The Star Boarder.

“All the same”—dropping the bantering tone suddenly, the pale face flushing under the rush of emotion—“it cuts one to the heart to think how many thousands of women and hundreds of men in the big cities and suburban towns are as homesick as I am!

“Maybe you imagine that landladies (it isn’t often a landlord! They fly at bigger game!)—maybe you believe that they feed their families upon the same fare that we pay for? Not a bit of it! There are choice tidbits for them and for their invited guests—and often for the ‘star board.’ He—it is oftener a ‘he’ than a ‘she’—is pampered privily upon food the hostess reckons inconvenient for those who pay fair prices regularly and get half their money’s worth.

“Did you read that anecdote in the papers the other day of a man who inquired of the aster of a house from the door of which a hearse and a couple of carriages had just rolled away—‘Who is dead?’

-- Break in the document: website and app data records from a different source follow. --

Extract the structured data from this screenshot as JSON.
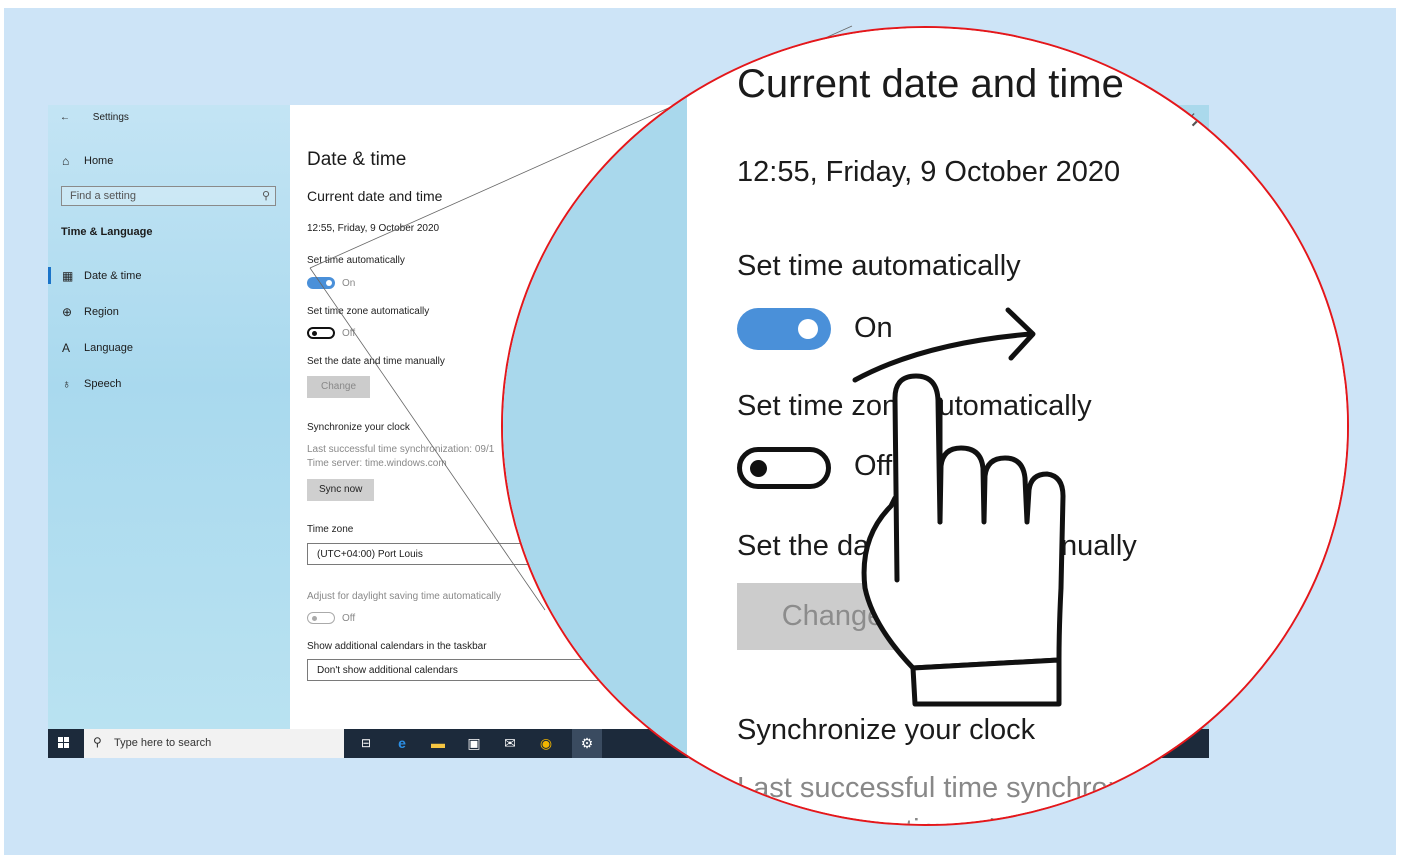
{
  "window": {
    "app_title": "Settings",
    "back_icon": "back-arrow-icon",
    "close_glyph": "✕"
  },
  "sidebar": {
    "home_label": "Home",
    "search_placeholder": "Find a setting",
    "section_title": "Time & Language",
    "items": [
      {
        "label": "Date & time",
        "icon": "calendar-clock-icon",
        "selected": true
      },
      {
        "label": "Region",
        "icon": "globe-icon",
        "selected": false
      },
      {
        "label": "Language",
        "icon": "language-icon",
        "selected": false
      },
      {
        "label": "Speech",
        "icon": "microphone-icon",
        "selected": false
      }
    ]
  },
  "content": {
    "page_title": "Date & time",
    "current_heading": "Current date and time",
    "current_datetime": "12:55, Friday, 9 October 2020",
    "set_time_auto_label": "Set time automatically",
    "set_time_auto_state": "On",
    "set_tz_auto_label": "Set time zone automatically",
    "set_tz_auto_state": "Off",
    "manual_label": "Set the date and time manually",
    "change_button": "Change",
    "sync_heading": "Synchronize your clock",
    "last_sync": "Last successful time synchronization: 09/1",
    "time_server": "Time server: time.windows.com",
    "sync_button": "Sync now",
    "timezone_label": "Time zone",
    "timezone_value": "(UTC+04:00) Port Louis",
    "dst_label": "Adjust for daylight saving time automatically",
    "dst_state": "Off",
    "calendars_label": "Show additional calendars in the taskbar",
    "calendars_value": "Don't show additional calendars"
  },
  "taskbar": {
    "search_placeholder": "Type here to search",
    "icons": [
      "task-view-icon",
      "edge-icon",
      "file-explorer-icon",
      "store-icon",
      "mail-icon",
      "chrome-icon",
      "settings-icon"
    ]
  },
  "magnifier": {
    "heading": "Current date and time",
    "datetime": "12:55, Friday, 9 October 2020",
    "set_time_auto_label": "Set time automatically",
    "set_time_auto_state": "On",
    "set_tz_auto_label": "Set time zone automatically",
    "set_tz_auto_state": "Off",
    "manual_label": "Set the date and time manually",
    "change_button": "Change",
    "sync_heading": "Synchronize your clock",
    "last_sync_partial": "Last successful time synchroni",
    "time_server_partial": "Time server: time wind",
    "ring_color": "#e4171b",
    "pointer_icon": "hand-pointer-icon",
    "swipe_arrow": "swipe-right-arrow-icon"
  },
  "colors": {
    "toggle_on": "#4a90d9",
    "taskbar": "#1c2a3b",
    "sidebar": "#aad9ec",
    "selection_bar": "#1a73c9"
  }
}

“‘Only a boarder!’ was the careless rejoiner.

“That’s what will be said when my turn comes!”

I repeat that my old friend is no pessimist or grumbler. I believe that her experience is that of many, many more than can be imagined by us who dwell in our own sheltered homes, with the privilege of selecting our own food and shaping our environment.

When I was a mere girl I was shocked and saddened by hearing an old spinster say that she had been “homesick for 40 years!” The plaint recurred to me with force in hearkening to the tale of the Chronic Boarder.

There must be another side to this matter. Admitting that what I listened to last evening is true in every particular, the Landlady should have her say.

In conclusion, I throw the subject open for free debate. I shall publish the Landlady’s story as cheerfully as I have written down that of the Boarder. Who will send it in?

Marion Harland

Family Meals for a Week
The Housemothers’ Exchange